TO A BROKEN MENTAL HEALTH CARE SYSTEM: Friday marked the six-year anniversary of the murder of Dana Davis, allegedly stabbed multiple times at the hands of her schizophrenic daughter, Christina Mavris. According to Mavris’ sister, Madalyn Wheatley, Mavris was hospitalized several times for her illness before the alleged killing. But her health care costs were too much, and Davis tried to take care of her daughter as best she could without professional help.
That move unfortunately led to Davis’ death.
When Mavris was imprisoned, she was hospitalized, deemed incompetent, released, and then re-arrested to face trial, which will likely begin this week. Odds are good she won’t get the help she needs if she is imprisoned, and she will be placed in general population with other inmates as a schizophrenic — a toxic mix. South Carolina, and our nation, need to work harder to help the mentally ill.
If there were better options, Davis would still be alive, and Mavris would not be facing jail time without the mental health treatment she desperately needs.
TO PALACE MALICE: Even though Dogwood Stable’s Palace Malice didn’t win the Kentucky Derby, he’s a winner to all of us in Aiken. He’s the first horse in many years to represent Aiken’s own Dogwood Stable and its president, W. Cothran Campbell. Winner or loser — Palace Malice, Dogwood Stable and Cot Campbell have made Aiken proud.
TO ELIZABETH SUPAN: Supan, an 21-year teaching veteran and current teacher at Aiken Elementary School, was named the Aiken County School District Teacher of the Year at a banquet on Monday. It’s a honor well-deserved, according to her peers, students and Aiken Elementary Principal Becky Koelker. We offer a well-deserved pat on the back to Supan.
TO DR. RICHARD MALTZ: This USC Aiken music professor worked for years on the opera “Bambino,” which opened Friday at USC Aiken’s Etherredge Center. The opera is based on the “curse” of Babe Ruth, that began when the Boston Red Sox sold him to the New York Yankees in 1919. Without Ruth, the Red Sox didn’t see another World Series win until 2004. This dry spell for the Red Sox was deemed the “Curse of the Bambino.”
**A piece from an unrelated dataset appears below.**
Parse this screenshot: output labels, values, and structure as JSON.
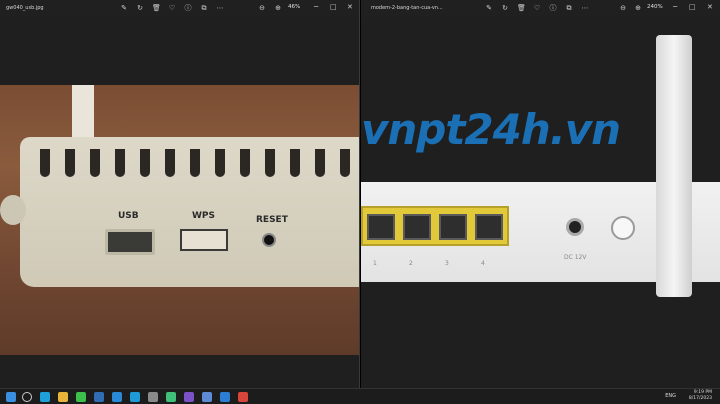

You can still catch the play today at 3 p.m., as well as at the University of South Carolina’s Drayton Hall on May 10 or May 11 at 7:30 p.m. and May 12 at 3 p.m.